Then Gallup released a survey showing that voters prefer, by 48 percent to 44 percent, that the next Congress be controlled by the Republicans. That suggests to me that the next surveys by organizations such as Pew and AP-GFK should be "weighted" to reflect a much more even political split nationally than their previous polls apparently have.
In other words, if the national polling on this health care turkey were to be done in a balanced and straightforward way, we'd likely find that this supposed shining jewel of health care reform might be a temporary rush of serotonin for the White House and the congressional Democrats -- but it could mean political death warrants for those Democratic congressmen and -women that represent moderate districts. And that goes double for moderate Democratic U.S. senators if they vote for anything like the House bill.

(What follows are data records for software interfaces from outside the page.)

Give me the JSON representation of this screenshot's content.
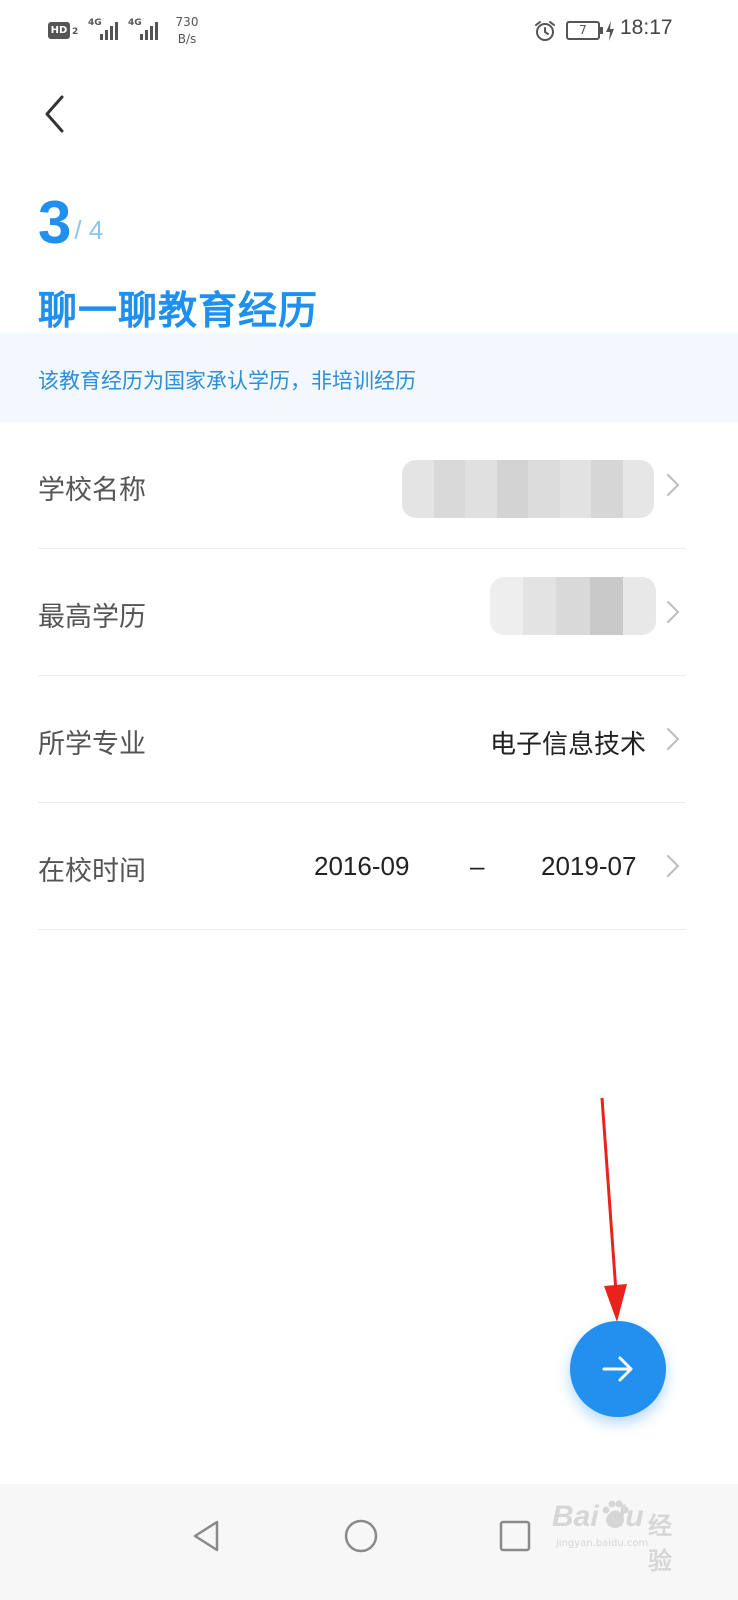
{
  "status_bar": {
    "hd_label": "HD",
    "hd_sub": "2",
    "sim1_label": "4G",
    "sim2_label": "4G",
    "speed_value": "730",
    "speed_unit": "B/s",
    "battery": "7",
    "time": "18:17"
  },
  "step": {
    "current": "3",
    "total": "/ 4"
  },
  "title": "聊一聊教育经历",
  "notice": "该教育经历为国家承认学历，非培训经历",
  "rows": {
    "school": {
      "label": "学校名称"
    },
    "degree": {
      "label": "最高学历"
    },
    "major": {
      "label": "所学专业",
      "value": "电子信息技术"
    },
    "period": {
      "label": "在校时间",
      "start": "2016-09",
      "separator": "–",
      "end": "2019-07"
    }
  },
  "icons": {
    "back": "chevron-left-icon",
    "row_arrow": "chevron-right-icon",
    "next": "arrow-right-icon",
    "nav_back": "triangle-back-icon",
    "nav_home": "circle-home-icon",
    "nav_recent": "square-recent-icon"
  },
  "colors": {
    "primary": "#1f8ff0",
    "notice_bg": "#f2f8fd",
    "annotation": "#e8231b"
  },
  "watermark": {
    "brand": "Bai  du",
    "suffix": "经验",
    "url": "jingyan.baidu.com"
  }
}
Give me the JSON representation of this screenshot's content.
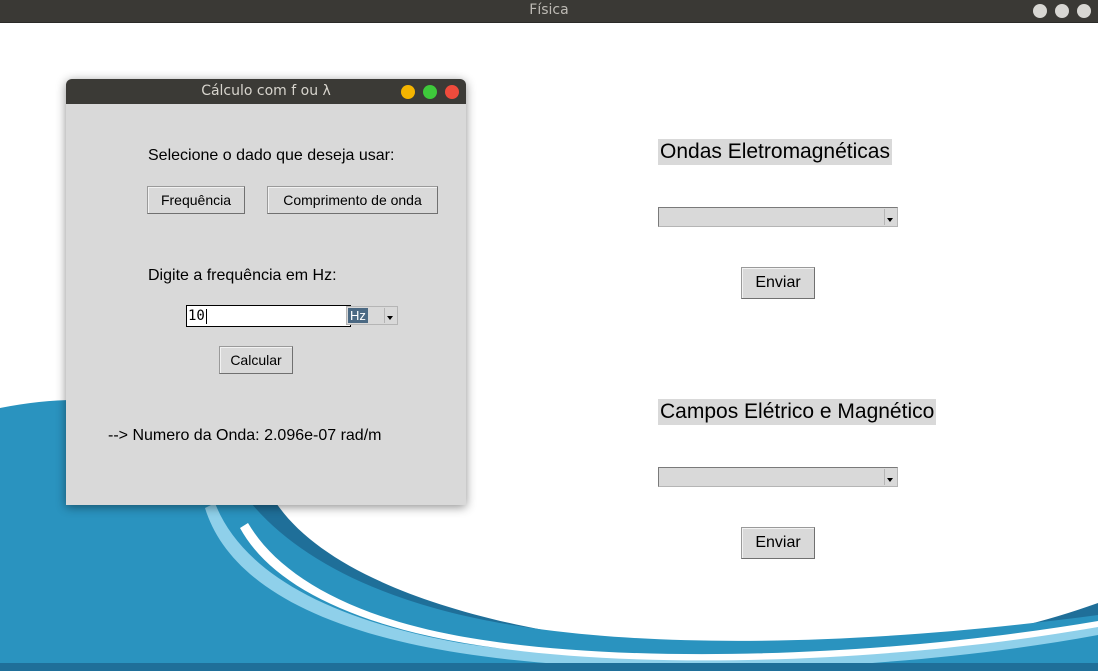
{
  "window": {
    "title": "Física"
  },
  "sections": {
    "ondas": {
      "label": "Ondas Eletromagnéticas",
      "selected": "",
      "submit_label": "Enviar"
    },
    "campos": {
      "label": "Campos Elétrico e Magnético",
      "selected": "",
      "submit_label": "Enviar"
    }
  },
  "dialog": {
    "title": "Cálculo com f ou λ",
    "prompt": "Selecione o dado que deseja usar:",
    "option_buttons": {
      "frequency": "Frequência",
      "wavelength": "Comprimento de onda"
    },
    "input_prompt": "Digite a frequência em Hz:",
    "input_value": "10",
    "unit_selected": "Hz",
    "calculate_label": "Calcular",
    "result": "--> Numero da Onda: 2.096e-07 rad/m"
  },
  "colors": {
    "title_bar": "#3a3935",
    "panel_bg": "#d9d9d9",
    "wave_dark": "#1f6f99",
    "wave_mid": "#2a93bf",
    "wave_light": "#8fd0ea",
    "close_dot": "#ef4b3c",
    "minimize_dot": "#f4b400",
    "maximize_dot": "#3ec93b"
  },
  "icons": [
    "window-control-icon",
    "dropdown-arrow-icon"
  ]
}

The public remembers the arrogant misdeeds of the self-congratulatory political class, be the wrongdoers Democrat or Republican. In 1990, I watched President Bush 41 and the GOP commit political suicide. They passed a tax hike that seemed legitimate, even unavoidable. It wasn't, and Bush lost his re-election bid.
The Republicans also botched things in the mid-'80s. They revamped the federal tax code and ended tax benefits for owners of rental property. That cute maneuver sent most of the "Reagan Revolution" Senate class of 1980-81 back home in the '86 elections.
I find it utterly baffling that congressional Democrats in places like Virginia, North Carolina, Florida and other swing states don't recognize that their devotion to this health care reform mess likely will end their careers down the road. Moreover, they don't seem to realize how silly they look fighting over health care when most of the nation is paralyzed with fear about dinner table issues -- such as whether there will even be dinner on the table.
It's a cause of wonderment and a sight to behold.